[ Roud - ; Mudcat 1081 ; trad.]

Eileen Pratt sang Graham Pratt’s song The Black Fox unaccompanied in 1980 on their Dingle’s album To Friend and Foe. They noted:

Graham wrote this anti-hunting song, which was inspired by a Yorkshire legend. According to the story the devil takes the form of a black fox, whose audacity at first challenges the huntsmen but finally has them careering back to town in terror. Verses eight and nine were originally printed as part of the legend in a book on British folklore by Katherine Briggs.

Chris Foster sang The Black Fox in 1979 on his Topic album All Things in Common. Graham and Eileen Pratt sang on two other songs on this album but not on this one. Chris Foster noted:

A song by Graham Pratt with a twist in the tail, an antidote to all the songs celebrating killing foxes.

Janice Burns and Jon Doran sang The Black Fox on their 2022 CD No More the Green Hills. They noted:

Another hunting song but in this case the hunters, rather satisfyingly, become the hunted. This song was masterfully written by Graham Pratt and completely encapsulates the thrill of the chase.

This video shows Janice Burns and Jon Doran at the Traverse Theatre in May 2021:

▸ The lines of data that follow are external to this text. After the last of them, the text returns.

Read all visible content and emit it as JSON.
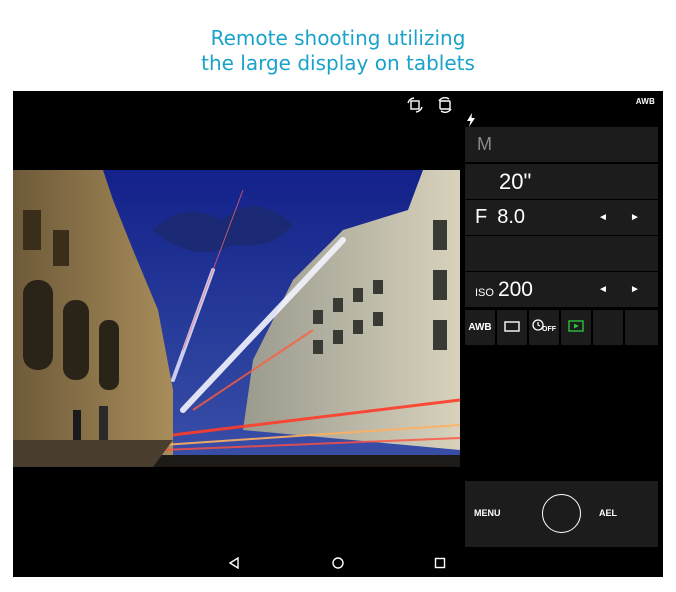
{
  "headline": {
    "line1": "Remote shooting utilizing",
    "line2": "the large display on tablets"
  },
  "status": {
    "white_balance": "AWB",
    "flash_icon": "flash-icon",
    "top_icons": [
      "rotate-crop-icon",
      "swap-camera-icon"
    ]
  },
  "panel": {
    "mode": "M",
    "shutter_speed": "20\"",
    "aperture_prefix": "F",
    "aperture": "8.0",
    "iso_prefix": "ISO",
    "iso": "200",
    "prev_arrow": "◄",
    "next_arrow": "►",
    "settings": {
      "white_balance": "AWB",
      "drive_icon": "single-shot-icon",
      "self_timer_icon": "self-timer-off-icon",
      "auto_review_icon": "auto-review-icon"
    }
  },
  "controls": {
    "menu": "MENU",
    "ael": "AEL"
  },
  "colors": {
    "headline": "#1aa3c9",
    "panel_bg": "#1c1c1c",
    "review_green": "#2ec13a",
    "sky": "#1a2e8a"
  },
  "nav_icons": [
    "back-icon",
    "home-icon",
    "recents-icon"
  ]
}
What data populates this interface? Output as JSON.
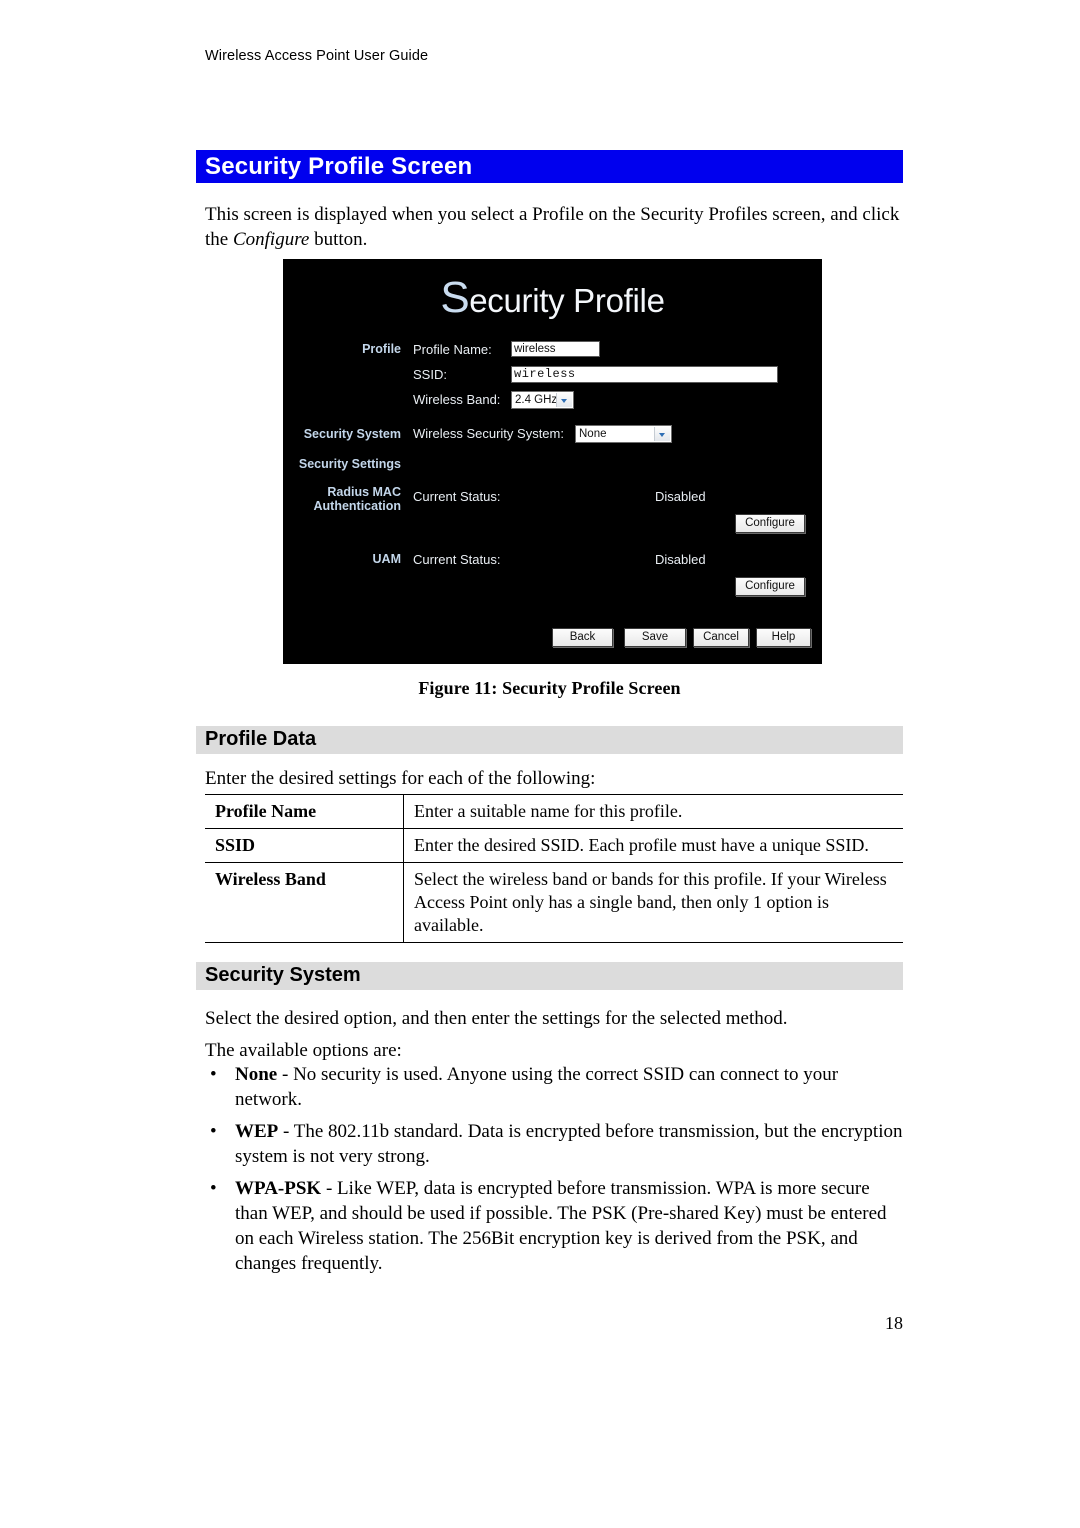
{
  "page": {
    "running_header": "Wireless Access Point User Guide",
    "number": "18",
    "title": "Security Profile Screen",
    "title_bar_color": "#0000ee",
    "section_head_color": "#dcdcdc"
  },
  "intro": {
    "line1_a": "This screen is displayed when you select a Profile on the Security Profiles screen, and click the ",
    "line1_b": "Configure",
    "line1_c": " button."
  },
  "figure": {
    "caption": "Figure 11: Security Profile Screen",
    "screen_title_cap": "S",
    "screen_title_rest": "ecurity Profile",
    "sections": {
      "profile": "Profile",
      "security_system": "Security System",
      "security_settings": "Security Settings",
      "radius_mac_line1": "Radius MAC",
      "radius_mac_line2": "Authentication",
      "uam": "UAM"
    },
    "fields": {
      "profile_name_label": "Profile Name:",
      "profile_name_value": "wireless",
      "ssid_label": "SSID:",
      "ssid_value": "wireless",
      "wireless_band_label": "Wireless Band:",
      "wireless_band_value": "2.4 GHz",
      "security_system_label": "Wireless Security System:",
      "security_system_value": "None",
      "radius_status_label": "Current Status:",
      "radius_status_value": "Disabled",
      "uam_status_label": "Current Status:",
      "uam_status_value": "Disabled"
    },
    "buttons": {
      "configure_radius": "Configure",
      "configure_uam": "Configure",
      "back": "Back",
      "save": "Save",
      "cancel": "Cancel",
      "help": "Help"
    }
  },
  "profile_data": {
    "heading": "Profile Data",
    "intro": "Enter the desired settings for each of the following:",
    "rows": [
      {
        "term": "Profile Name",
        "desc": "Enter a suitable name for this profile."
      },
      {
        "term": "SSID",
        "desc": "Enter the desired SSID. Each profile must have a unique SSID."
      },
      {
        "term": "Wireless Band",
        "desc": "Select the wireless band or bands for this profile. If your Wireless Access Point only has a single band, then only 1 option is available."
      }
    ]
  },
  "security_system": {
    "heading": "Security System",
    "para1": "Select the desired option, and then enter the settings for the selected method.",
    "para2": "The available options are:",
    "options": [
      {
        "name": "None",
        "sep": " - ",
        "desc": "No security is used. Anyone using the correct SSID can connect to your network."
      },
      {
        "name": "WEP",
        "sep": " - ",
        "desc": "The 802.11b standard. Data is encrypted before transmission, but the encryption system is not very strong."
      },
      {
        "name": "WPA-PSK",
        "sep": " - ",
        "desc": "Like WEP, data is encrypted before transmission. WPA is more secure than WEP, and should be used if possible. The PSK (Pre-shared Key) must be entered on each Wireless station. The 256Bit encryption key is derived from the PSK, and changes frequently."
      }
    ]
  }
}
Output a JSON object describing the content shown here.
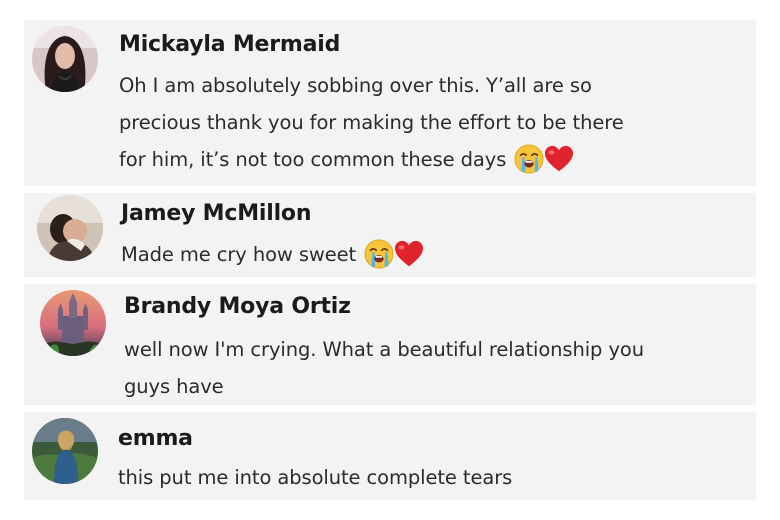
{
  "comments": [
    {
      "author": "Mickayla Mermaid",
      "lines": [
        "Oh I am absolutely sobbing over this. Y’all are so",
        "precious thank you for making the effort to be there",
        "for him, it’s not too common these days"
      ],
      "emojis": [
        "loudly-crying-face",
        "red-heart"
      ]
    },
    {
      "author": "Jamey McMillon",
      "lines": [
        "Made me cry how sweet"
      ],
      "emojis": [
        "loudly-crying-face",
        "red-heart"
      ]
    },
    {
      "author": "Brandy Moya Ortiz",
      "lines": [
        "well now I'm crying. What a beautiful relationship you",
        "guys have"
      ],
      "emojis": []
    },
    {
      "author": "emma",
      "lines": [
        "this put me into absolute complete tears"
      ],
      "emojis": []
    }
  ],
  "colors": {
    "card_background": "#f3f3f3",
    "name_text": "#1b1b1b",
    "body_text": "#2b2b2b",
    "heart": "#e0242e",
    "emoji_face": "#f8c53a"
  }
}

Graham and Eileen Pratt sing The Black Fox

As we were out a hunting
One morning in the spring,
Both hounds and horses running well
Made the hills and valleys ring.

But to out great misfortune
No fox there could be found,
And the huntsmen cursed and swore but still
No fox moved over the ground.

Up spoke our master huntsman
At the head of hounds rode he,
“Well we have ridden for a full three hours
But no fox have we seen.

“And there is strength in me
And I will have my chase,
And if only the Devil himself come by
We’d run him such a race.”

And then there sprung like lightening
A fox from out his hole;
His fur was the colour of a starless night,
His eyes like burning coals.

They chased him over the valley,
They chased him over the field,
They chased him down to the riverbank
But never would he yield.

He’s jumped into the water
And he’s swam to the other side,
He’s laughed so hard that the greenwood shook
Then he’s turned to the huntsmen and cried:

“Ride on my gallant huntsmen when must I come again?
Oh never shall you want a fox to chase a lonely plain.
And when your need is greatest, just call upon My Name,
I will come and you shall have the best of sport and game.”

All the men looked up in wonder,
All the hounds ran back to hide,
For the fox had changed to the Devil himself
Where he stood at the other side.

And men and hounds and horses
Went flying back to town,
And hard on their heels came a little black fox
Laughing as he cried.

“Ride on my gallant huntsmen when must I come again?
Oh never shall you want a fox to chase a lonely plain.”